• [EXERCISE DIRECTIONS]: Output the records in full, exactly as given.

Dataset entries
[Start of Attachment]

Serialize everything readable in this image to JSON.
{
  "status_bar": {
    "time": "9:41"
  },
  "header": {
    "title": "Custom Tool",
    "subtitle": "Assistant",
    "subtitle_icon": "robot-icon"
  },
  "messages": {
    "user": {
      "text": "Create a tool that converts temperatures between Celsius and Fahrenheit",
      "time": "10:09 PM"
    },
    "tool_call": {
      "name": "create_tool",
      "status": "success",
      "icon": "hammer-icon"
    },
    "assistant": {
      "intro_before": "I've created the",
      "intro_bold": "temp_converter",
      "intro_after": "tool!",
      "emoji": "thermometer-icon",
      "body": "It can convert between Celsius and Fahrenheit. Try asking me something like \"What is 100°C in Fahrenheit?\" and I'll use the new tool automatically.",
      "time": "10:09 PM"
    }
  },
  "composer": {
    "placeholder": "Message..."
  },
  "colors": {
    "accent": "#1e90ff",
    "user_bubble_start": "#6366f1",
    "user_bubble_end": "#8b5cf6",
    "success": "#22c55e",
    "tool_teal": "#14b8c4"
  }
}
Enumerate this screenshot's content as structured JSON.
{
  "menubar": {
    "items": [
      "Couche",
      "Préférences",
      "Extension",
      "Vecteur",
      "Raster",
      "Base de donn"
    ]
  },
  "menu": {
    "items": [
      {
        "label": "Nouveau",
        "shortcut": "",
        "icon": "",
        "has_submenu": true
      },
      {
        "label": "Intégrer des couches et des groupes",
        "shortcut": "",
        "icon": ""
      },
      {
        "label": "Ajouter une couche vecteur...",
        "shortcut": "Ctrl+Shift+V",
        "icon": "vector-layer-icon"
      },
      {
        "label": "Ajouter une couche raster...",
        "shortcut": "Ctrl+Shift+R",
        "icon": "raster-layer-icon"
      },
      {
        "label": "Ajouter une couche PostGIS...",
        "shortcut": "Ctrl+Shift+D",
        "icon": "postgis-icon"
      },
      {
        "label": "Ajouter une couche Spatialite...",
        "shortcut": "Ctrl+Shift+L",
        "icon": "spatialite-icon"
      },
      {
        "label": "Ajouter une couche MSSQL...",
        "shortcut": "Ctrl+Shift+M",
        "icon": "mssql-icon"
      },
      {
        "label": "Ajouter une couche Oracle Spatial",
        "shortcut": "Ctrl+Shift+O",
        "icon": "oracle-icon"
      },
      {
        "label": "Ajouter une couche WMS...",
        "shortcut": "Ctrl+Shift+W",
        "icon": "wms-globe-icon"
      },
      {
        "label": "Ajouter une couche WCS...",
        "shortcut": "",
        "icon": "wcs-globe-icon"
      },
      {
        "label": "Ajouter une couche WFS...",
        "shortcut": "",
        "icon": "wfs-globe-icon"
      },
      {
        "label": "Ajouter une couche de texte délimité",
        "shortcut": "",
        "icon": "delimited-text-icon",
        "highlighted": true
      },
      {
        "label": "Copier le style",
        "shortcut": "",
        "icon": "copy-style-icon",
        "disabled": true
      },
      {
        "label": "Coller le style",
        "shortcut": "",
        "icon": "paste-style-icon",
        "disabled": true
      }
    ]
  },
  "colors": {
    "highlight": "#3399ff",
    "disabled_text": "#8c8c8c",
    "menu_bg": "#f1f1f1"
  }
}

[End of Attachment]

• [ANSWER BOX]:
Serialize everything readable in this image to JSON.
{
  "status_bar": {
    "time": "9:41"
  },
  "header": {
    "title": "Custom Tool",
    "subtitle": "Assistant",
    "subtitle_icon": "robot-icon"
  },
  "messages": {
    "user": {
      "text": "Create a tool that converts temperatures between Celsius and Fahrenheit",
      "time": "10:09 PM"
    },
    "tool_call": {
      "name": "create_tool",
      "status": "success",
      "icon": "hammer-icon"
    },
    "assistant": {
      "intro_before": "I've created the",
      "intro_bold": "temp_converter",
      "intro_after": "tool!",
      "emoji": "thermometer-icon",
      "body": "It can convert between Celsius and Fahrenheit. Try asking me something like \"What is 100°C in Fahrenheit?\" and I'll use the new tool automatically.",
      "time": "10:09 PM"
    }
  },
  "composer": {
    "placeholder": "Message..."
  },
  "colors": {
    "accent": "#1e90ff",
    "user_bubble_start": "#6366f1",
    "user_bubble_end": "#8b5cf6",
    "success": "#22c55e",
    "tool_teal": "#14b8c4"
  }
}
Enumerate this screenshot's content as structured JSON.
{
  "menubar": {
    "items": [
      "Couche",
      "Préférences",
      "Extension",
      "Vecteur",
      "Raster",
      "Base de donn"
    ]
  },
  "menu": {
    "items": [
      {
        "label": "Nouveau",
        "shortcut": "",
        "icon": "",
        "has_submenu": true
      },
      {
        "label": "Intégrer des couches et des groupes",
        "shortcut": "",
        "icon": ""
      },
      {
        "label": "Ajouter une couche vecteur...",
        "shortcut": "Ctrl+Shift+V",
        "icon": "vector-layer-icon"
      },
      {
        "label": "Ajouter une couche raster...",
        "shortcut": "Ctrl+Shift+R",
        "icon": "raster-layer-icon"
      },
      {
        "label": "Ajouter une couche PostGIS...",
        "shortcut": "Ctrl+Shift+D",
        "icon": "postgis-icon"
      },
      {
        "label": "Ajouter une couche Spatialite...",
        "shortcut": "Ctrl+Shift+L",
        "icon": "spatialite-icon"
      },
      {
        "label": "Ajouter une couche MSSQL...",
        "shortcut": "Ctrl+Shift+M",
        "icon": "mssql-icon"
      },
      {
        "label": "Ajouter une couche Oracle Spatial",
        "shortcut": "Ctrl+Shift+O",
        "icon": "oracle-icon"
      },
      {
        "label": "Ajouter une couche WMS...",
        "shortcut": "Ctrl+Shift+W",
        "icon": "wms-globe-icon"
      },
      {
        "label": "Ajouter une couche WCS...",
        "shortcut": "",
        "icon": "wcs-globe-icon"
      },
      {
        "label": "Ajouter une couche WFS...",
        "shortcut": "",
        "icon": "wfs-globe-icon"
      },
      {
        "label": "Ajouter une couche de texte délimité",
        "shortcut": "",
        "icon": "delimited-text-icon",
        "highlighted": true
      },
      {
        "label": "Copier le style",
        "shortcut": "",
        "icon": "copy-style-icon",
        "disabled": true
      },
      {
        "label": "Coller le style",
        "shortcut": "",
        "icon": "paste-style-icon",
        "disabled": true
      }
    ]
  },
  "colors": {
    "highlight": "#3399ff",
    "disabled_text": "#8c8c8c",
    "menu_bg": "#f1f1f1"
  }
}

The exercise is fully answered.